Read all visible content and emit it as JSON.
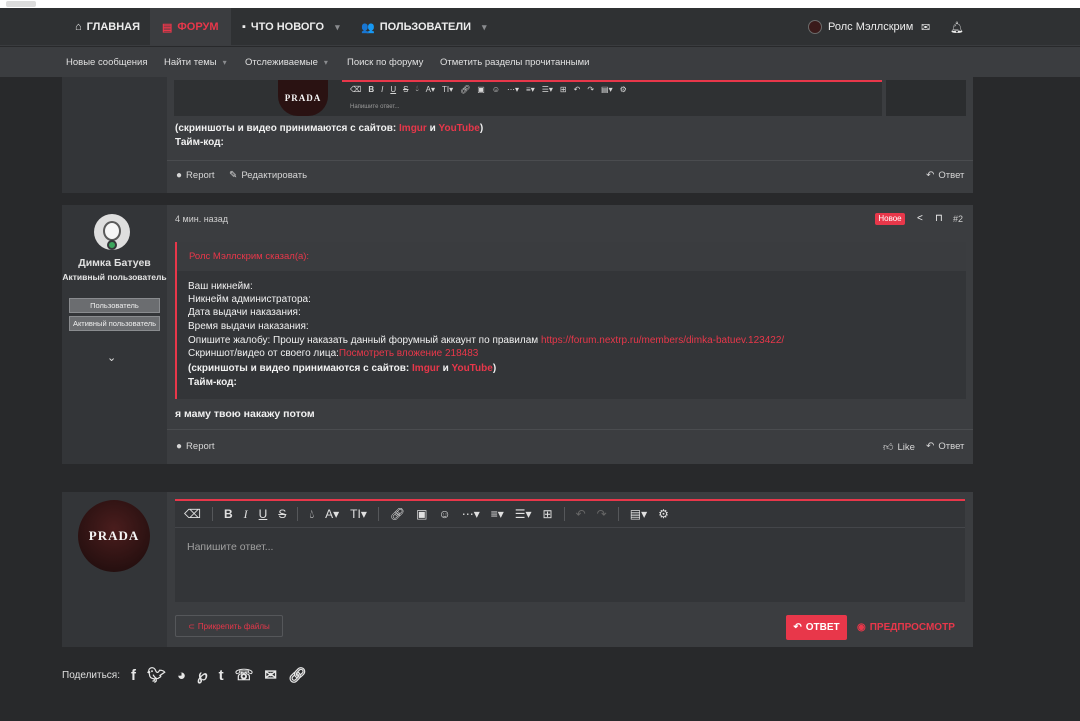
{
  "nav": {
    "home": "ГЛАВНАЯ",
    "forum": "ФОРУМ",
    "whats_new": "ЧТО НОВОГО",
    "members": "ПОЛЬЗОВАТЕЛИ",
    "user_name": "Ролс Мэллскрим"
  },
  "subnav": {
    "new_posts": "Новые сообщения",
    "find_threads": "Найти темы",
    "watched": "Отслеживаемые",
    "search_forums": "Поиск по форуму",
    "mark_read": "Отметить разделы прочитанными"
  },
  "post1": {
    "editor_placeholder": "Напишите ответ...",
    "avatar_text": "PRADA",
    "line_sources_prefix": "(скриншоты и видео принимаются с сайтов: ",
    "link_imgur": "Imgur",
    "and": " и ",
    "link_youtube": "YouTube",
    "line_sources_suffix": ")",
    "line_timecode": "Тайм-код:",
    "report": "Report",
    "edit": "Редактировать",
    "reply": "Ответ"
  },
  "post2": {
    "time": "4 мин. назад",
    "new_badge": "Новое",
    "number": "#2",
    "author": "Димка Батуев",
    "user_title": "Активный пользователь",
    "banner1": "Пользователь",
    "banner2": "Активный пользователь",
    "quote_author": "Ролс Мэллскрим сказал(а):",
    "quote_lines": {
      "l1": "Ваш никнейм:",
      "l2": "Никнейм администратора:",
      "l3": "Дата выдачи наказания:",
      "l4": "Время выдачи наказания:",
      "l5_prefix": "Опишите жалобу: Прошу наказать данный форумный аккаунт по правилам ",
      "l5_link": "https://forum.nextrp.ru/members/dimka-batuev.123422/",
      "l6_prefix": "Скриншот/видео от своего лица:",
      "l6_link": "Посмотреть вложение 218483",
      "l7_prefix": "(скриншоты и видео принимаются с сайтов: ",
      "l7_imgur": "Imgur",
      "l7_and": " и ",
      "l7_youtube": "YouTube",
      "l7_suffix": ")",
      "l8": "Тайм-код:"
    },
    "body": "я маму твою накажу потом",
    "report": "Report",
    "like": "Like",
    "reply": "Ответ"
  },
  "reply_box": {
    "avatar_text": "PRADA",
    "placeholder": "Напишите ответ...",
    "attach": "Прикрепить файлы",
    "send": "ОТВЕТ",
    "preview": "ПРЕДПРОСМОТР"
  },
  "share": {
    "label": "Поделиться:"
  },
  "colors": {
    "accent": "#e8374a",
    "background": "#28292b",
    "panel": "#3b3d40",
    "sidebar": "#333538",
    "online": "#3ba55c"
  }
}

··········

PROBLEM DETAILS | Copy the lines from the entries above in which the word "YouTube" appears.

COMPLETED EXERCISE |
    "link_youtube": "YouTube",
      "l7_youtube": "YouTube",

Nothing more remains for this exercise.